Start of Block

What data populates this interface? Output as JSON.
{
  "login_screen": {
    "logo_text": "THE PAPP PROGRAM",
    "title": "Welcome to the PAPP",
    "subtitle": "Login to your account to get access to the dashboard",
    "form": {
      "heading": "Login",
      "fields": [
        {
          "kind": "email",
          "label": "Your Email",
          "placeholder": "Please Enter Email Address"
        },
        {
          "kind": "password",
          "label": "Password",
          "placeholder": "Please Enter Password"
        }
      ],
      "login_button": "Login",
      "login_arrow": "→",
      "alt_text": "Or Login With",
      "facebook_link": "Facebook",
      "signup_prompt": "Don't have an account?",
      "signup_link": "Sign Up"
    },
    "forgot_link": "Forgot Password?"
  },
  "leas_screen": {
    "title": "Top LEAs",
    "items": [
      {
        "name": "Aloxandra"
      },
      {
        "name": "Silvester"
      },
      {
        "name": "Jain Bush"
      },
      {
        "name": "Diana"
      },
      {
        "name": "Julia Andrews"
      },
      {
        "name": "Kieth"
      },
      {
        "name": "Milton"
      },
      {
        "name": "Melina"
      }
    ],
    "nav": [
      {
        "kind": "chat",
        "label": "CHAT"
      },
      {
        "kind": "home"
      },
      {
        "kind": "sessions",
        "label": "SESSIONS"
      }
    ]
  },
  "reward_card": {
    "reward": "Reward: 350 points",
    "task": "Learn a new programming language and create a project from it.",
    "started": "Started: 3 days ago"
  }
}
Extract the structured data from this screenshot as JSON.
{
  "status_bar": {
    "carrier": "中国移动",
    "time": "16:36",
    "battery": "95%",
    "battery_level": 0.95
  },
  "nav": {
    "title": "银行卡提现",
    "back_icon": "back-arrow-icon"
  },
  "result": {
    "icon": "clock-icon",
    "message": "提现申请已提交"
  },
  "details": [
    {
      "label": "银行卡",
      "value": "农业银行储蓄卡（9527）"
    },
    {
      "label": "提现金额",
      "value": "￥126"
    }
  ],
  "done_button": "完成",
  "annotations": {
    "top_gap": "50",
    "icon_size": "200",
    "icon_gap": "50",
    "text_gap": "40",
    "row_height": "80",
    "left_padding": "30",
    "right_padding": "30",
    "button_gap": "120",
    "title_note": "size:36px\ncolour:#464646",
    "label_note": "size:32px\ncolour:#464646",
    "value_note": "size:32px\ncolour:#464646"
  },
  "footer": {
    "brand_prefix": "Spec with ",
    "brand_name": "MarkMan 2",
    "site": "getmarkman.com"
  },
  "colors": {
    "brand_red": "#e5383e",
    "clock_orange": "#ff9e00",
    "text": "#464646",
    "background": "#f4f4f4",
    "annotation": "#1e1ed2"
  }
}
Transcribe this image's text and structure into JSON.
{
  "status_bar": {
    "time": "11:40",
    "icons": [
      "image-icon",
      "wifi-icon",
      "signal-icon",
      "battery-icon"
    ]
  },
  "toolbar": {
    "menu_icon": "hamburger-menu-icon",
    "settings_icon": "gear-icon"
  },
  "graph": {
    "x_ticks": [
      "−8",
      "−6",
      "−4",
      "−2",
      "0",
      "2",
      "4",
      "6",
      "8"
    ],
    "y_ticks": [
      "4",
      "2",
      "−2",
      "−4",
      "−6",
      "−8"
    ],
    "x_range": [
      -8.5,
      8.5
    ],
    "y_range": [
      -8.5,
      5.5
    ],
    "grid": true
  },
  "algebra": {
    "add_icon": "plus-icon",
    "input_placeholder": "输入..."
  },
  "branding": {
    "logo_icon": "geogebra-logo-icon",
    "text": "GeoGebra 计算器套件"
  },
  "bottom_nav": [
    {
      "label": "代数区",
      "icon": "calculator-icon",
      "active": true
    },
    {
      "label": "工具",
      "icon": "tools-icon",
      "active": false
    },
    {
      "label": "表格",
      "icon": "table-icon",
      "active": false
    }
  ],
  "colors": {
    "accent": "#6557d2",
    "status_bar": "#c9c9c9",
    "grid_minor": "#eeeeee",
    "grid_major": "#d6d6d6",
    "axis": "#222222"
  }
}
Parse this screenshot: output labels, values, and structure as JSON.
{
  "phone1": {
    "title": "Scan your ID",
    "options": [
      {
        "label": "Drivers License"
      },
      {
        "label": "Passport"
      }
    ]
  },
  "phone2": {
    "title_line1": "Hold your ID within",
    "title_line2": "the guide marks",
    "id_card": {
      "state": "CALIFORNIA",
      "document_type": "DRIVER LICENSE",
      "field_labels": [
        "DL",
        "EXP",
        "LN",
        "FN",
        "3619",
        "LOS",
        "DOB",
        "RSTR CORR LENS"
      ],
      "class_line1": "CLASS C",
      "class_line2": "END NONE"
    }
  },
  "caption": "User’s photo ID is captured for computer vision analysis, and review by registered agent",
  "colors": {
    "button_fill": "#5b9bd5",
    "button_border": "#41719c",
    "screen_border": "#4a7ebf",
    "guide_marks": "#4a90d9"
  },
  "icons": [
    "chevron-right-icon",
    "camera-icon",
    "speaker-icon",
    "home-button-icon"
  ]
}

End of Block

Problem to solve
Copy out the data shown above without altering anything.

Task answer
What data populates this interface? Output as JSON.
{
  "login_screen": {
    "logo_text": "THE PAPP PROGRAM",
    "title": "Welcome to the PAPP",
    "subtitle": "Login to your account to get access to the dashboard",
    "form": {
      "heading": "Login",
      "fields": [
        {
          "kind": "email",
          "label": "Your Email",
          "placeholder": "Please Enter Email Address"
        },
        {
          "kind": "password",
          "label": "Password",
          "placeholder": "Please Enter Password"
        }
      ],
      "login_button": "Login",
      "login_arrow": "→",
      "alt_text": "Or Login With",
      "facebook_link": "Facebook",
      "signup_prompt": "Don't have an account?",
      "signup_link": "Sign Up"
    },
    "forgot_link": "Forgot Password?"
  },
  "leas_screen": {
    "title": "Top LEAs",
    "items": [
      {
        "name": "Aloxandra"
      },
      {
        "name": "Silvester"
      },
      {
        "name": "Jain Bush"
      },
      {
        "name": "Diana"
      },
      {
        "name": "Julia Andrews"
      },
      {
        "name": "Kieth"
      },
      {
        "name": "Milton"
      },
      {
        "name": "Melina"
      }
    ],
    "nav": [
      {
        "kind": "chat",
        "label": "CHAT"
      },
      {
        "kind": "home"
      },
      {
        "kind": "sessions",
        "label": "SESSIONS"
      }
    ]
  },
  "reward_card": {
    "reward": "Reward: 350 points",
    "task": "Learn a new programming language and create a project from it.",
    "started": "Started: 3 days ago"
  }
}
Extract the structured data from this screenshot as JSON.
{
  "status_bar": {
    "carrier": "中国移动",
    "time": "16:36",
    "battery": "95%",
    "battery_level": 0.95
  },
  "nav": {
    "title": "银行卡提现",
    "back_icon": "back-arrow-icon"
  },
  "result": {
    "icon": "clock-icon",
    "message": "提现申请已提交"
  },
  "details": [
    {
      "label": "银行卡",
      "value": "农业银行储蓄卡（9527）"
    },
    {
      "label": "提现金额",
      "value": "￥126"
    }
  ],
  "done_button": "完成",
  "annotations": {
    "top_gap": "50",
    "icon_size": "200",
    "icon_gap": "50",
    "text_gap": "40",
    "row_height": "80",
    "left_padding": "30",
    "right_padding": "30",
    "button_gap": "120",
    "title_note": "size:36px\ncolour:#464646",
    "label_note": "size:32px\ncolour:#464646",
    "value_note": "size:32px\ncolour:#464646"
  },
  "footer": {
    "brand_prefix": "Spec with ",
    "brand_name": "MarkMan 2",
    "site": "getmarkman.com"
  },
  "colors": {
    "brand_red": "#e5383e",
    "clock_orange": "#ff9e00",
    "text": "#464646",
    "background": "#f4f4f4",
    "annotation": "#1e1ed2"
  }
}
Transcribe this image's text and structure into JSON.
{
  "status_bar": {
    "time": "11:40",
    "icons": [
      "image-icon",
      "wifi-icon",
      "signal-icon",
      "battery-icon"
    ]
  },
  "toolbar": {
    "menu_icon": "hamburger-menu-icon",
    "settings_icon": "gear-icon"
  },
  "graph": {
    "x_ticks": [
      "−8",
      "−6",
      "−4",
      "−2",
      "0",
      "2",
      "4",
      "6",
      "8"
    ],
    "y_ticks": [
      "4",
      "2",
      "−2",
      "−4",
      "−6",
      "−8"
    ],
    "x_range": [
      -8.5,
      8.5
    ],
    "y_range": [
      -8.5,
      5.5
    ],
    "grid": true
  },
  "algebra": {
    "add_icon": "plus-icon",
    "input_placeholder": "输入..."
  },
  "branding": {
    "logo_icon": "geogebra-logo-icon",
    "text": "GeoGebra 计算器套件"
  },
  "bottom_nav": [
    {
      "label": "代数区",
      "icon": "calculator-icon",
      "active": true
    },
    {
      "label": "工具",
      "icon": "tools-icon",
      "active": false
    },
    {
      "label": "表格",
      "icon": "table-icon",
      "active": false
    }
  ],
  "colors": {
    "accent": "#6557d2",
    "status_bar": "#c9c9c9",
    "grid_minor": "#eeeeee",
    "grid_major": "#d6d6d6",
    "axis": "#222222"
  }
}
Parse this screenshot: output labels, values, and structure as JSON.
{
  "phone1": {
    "title": "Scan your ID",
    "options": [
      {
        "label": "Drivers License"
      },
      {
        "label": "Passport"
      }
    ]
  },
  "phone2": {
    "title_line1": "Hold your ID within",
    "title_line2": "the guide marks",
    "id_card": {
      "state": "CALIFORNIA",
      "document_type": "DRIVER LICENSE",
      "field_labels": [
        "DL",
        "EXP",
        "LN",
        "FN",
        "3619",
        "LOS",
        "DOB",
        "RSTR CORR LENS"
      ],
      "class_line1": "CLASS C",
      "class_line2": "END NONE"
    }
  },
  "caption": "User’s photo ID is captured for computer vision analysis, and review by registered agent",
  "colors": {
    "button_fill": "#5b9bd5",
    "button_border": "#41719c",
    "screen_border": "#4a7ebf",
    "guide_marks": "#4a90d9"
  },
  "icons": [
    "chevron-right-icon",
    "camera-icon",
    "speaker-icon",
    "home-button-icon"
  ]
}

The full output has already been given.